Ethics officers (sometimes called "compliance" or "business conduct officers") have
been appointed formally by organizations since the mid-1980s. One of the catalysts
for the creation of this new role was a series of fraud, corruption, and abuse scandals
that afflicted the U.S. defense industry at that time. This led to the creation of the
Defense Industry Initiative (DII), a pan-industry initiative to promote and ensure
ethical business practices. The DII set an early benchmark for ethics management in
corporations. In 1991, the Ethics & Compliance Officer Association (ECOA)—
originally the Ethics Officer Association (EOA)—was founded at the Center for
Business Ethics (at Bentley College, Waltham, MA) as a professional association for
those responsible for managing organizations' efforts to achieve ethical best
practices. The membership grew rapidly (the ECOA now has over 1,200 members)
and was soon established as an independent organization.
CODE OF ETHICS
Code of ethics has become popular .Nearly 95 percent of the Fortune
500companies have codes, and a trend is visible in the corporate sector in India
also. Industry association have evolved codes of conduct their own. For
example, the council of fair business practices (CFBP) established in 1916, by
leading private sector industrialist in western India, and adopted a code of fair
business practices. The code constitutes a primary level, self regulation character
for enlighten citizenship among business entities. The CFBP has initiated a set of
prizes and awards called ‘Jamnalal Bajaj Uchit Vyavahar Puraskar’
or(JamnalalBajaj prize for fair Business Practices) to promote exemplary
application of the above norms .
OBJECTIVES OF CODE OF ETHICS
A code of ethics aims at the following:
Guidance :It provides direction to the most important element of an
organization namely the “People”, so that they know how to conduct themselves in
terms of ethical behavior and give them a sense of common identity.
Confidence: It inspires public confidence besides enhancing the reputation of
Initiative: it provides initiative and stimulation to the suppliers and customers
for proper conduct by creating a sense of moral obligation
Ethical culture: It promotes a culture of excellence by not just formally
teaching ethics, but by demonstrating through leaders the commitment of the
organization to ethical behavior.
ETHICS AND LAW
Laws and ethics have common aim-defining proper and improper
behaviour. But the two are not quite same. Laws are the society’s
attempt to formalize-that is to reduce to written rules-idea about what is
right and what is wrong in various walks of like. However, it is rarely
possible for written rules to capture all the sublet variations that people
give to ethics. Ethical concepts are more complex than writing rules.
Ethics deals with human dilemmas that frequently go beyond the formal
language of laws and the meanings given to legal rules. Similarities and
differences apart, legal rules help promote ethical behaviour in
PRINCIPLE OF SOCIALAND ETHICAL
•These principles can be used in designing and managing a process, or in assessing its

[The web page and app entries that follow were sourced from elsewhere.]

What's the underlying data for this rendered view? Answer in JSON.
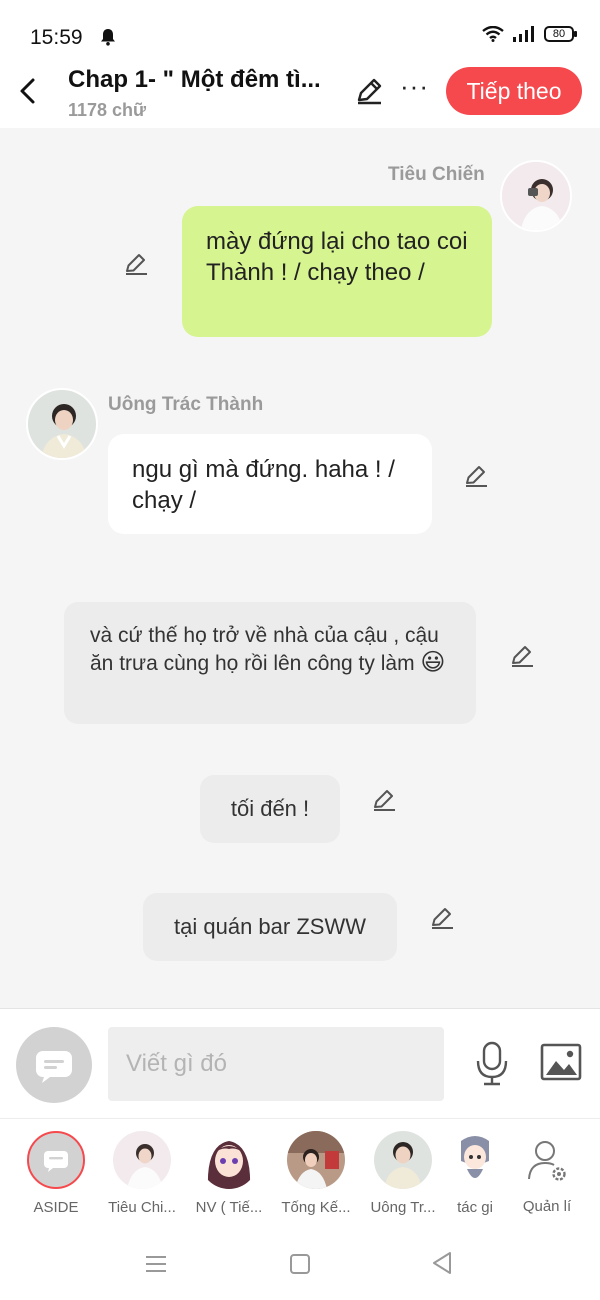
{
  "status": {
    "time": "15:59",
    "battery": "80"
  },
  "header": {
    "title": "Chap 1- \" Một đêm tì...",
    "word_count": "1178 chữ",
    "next_label": "Tiếp theo"
  },
  "messages": {
    "m1": {
      "sender": "Tiêu Chiến",
      "text": "mày đứng lại cho tao coi Thành ! / chạy theo /"
    },
    "m2": {
      "sender": "Uông Trác Thành",
      "text": "ngu gì mà đứng. haha ! / chạy /"
    },
    "n1": {
      "text": "và cứ thế họ trở về nhà của cậu , cậu ăn trưa cùng họ rồi lên công ty làm",
      "emoji": "😃"
    },
    "n2": {
      "text": "tối đến !"
    },
    "n3": {
      "text": "tại quán bar ZSWW"
    }
  },
  "input": {
    "placeholder": "Viết gì đó"
  },
  "characters": [
    {
      "label": "ASIDE"
    },
    {
      "label": "Tiêu Chi..."
    },
    {
      "label": "NV ( Tiế..."
    },
    {
      "label": "Tống Kế..."
    },
    {
      "label": "Uông Tr..."
    },
    {
      "label": "tác gi"
    },
    {
      "label": "Quản lí"
    }
  ],
  "colors": {
    "accent": "#f5494d",
    "own_bubble": "#d6f48f",
    "other_bubble": "#ffffff",
    "narration": "#ececec"
  }
}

quality. The dominant principle of social and ethical accounting is inclusively. This principle
requires that the aspirations needs of all stakeholder groups are taken into account at all
stages of the social and ethical accounting process. Other principles can be put into three
broad relating to the:
•Scope and nature of the company’s social ethical accounting process.
•Meaningfulness of the information created by the process.
•Continuous management of the process.
We’ve looked at three approaches to business ethics, and we’ve seen that all three
have limitations. If we hope to find an approach to business ethics that is free from
conceptual problems, we will not likely find any. Ethics is a complex subject and its
history is filled with diverse theories that are systematically refuted by rival theories.
So, we should expect to find controversies when applying ethics to the specific
practices of business. However, following any of the above three approaches to
business ethics will bring us closer to acceptable moral behavior than we might
otherwise be. Close attention to one’s profit motive and the moral interests of
consumers might in fact generate some morally responsible business decisions.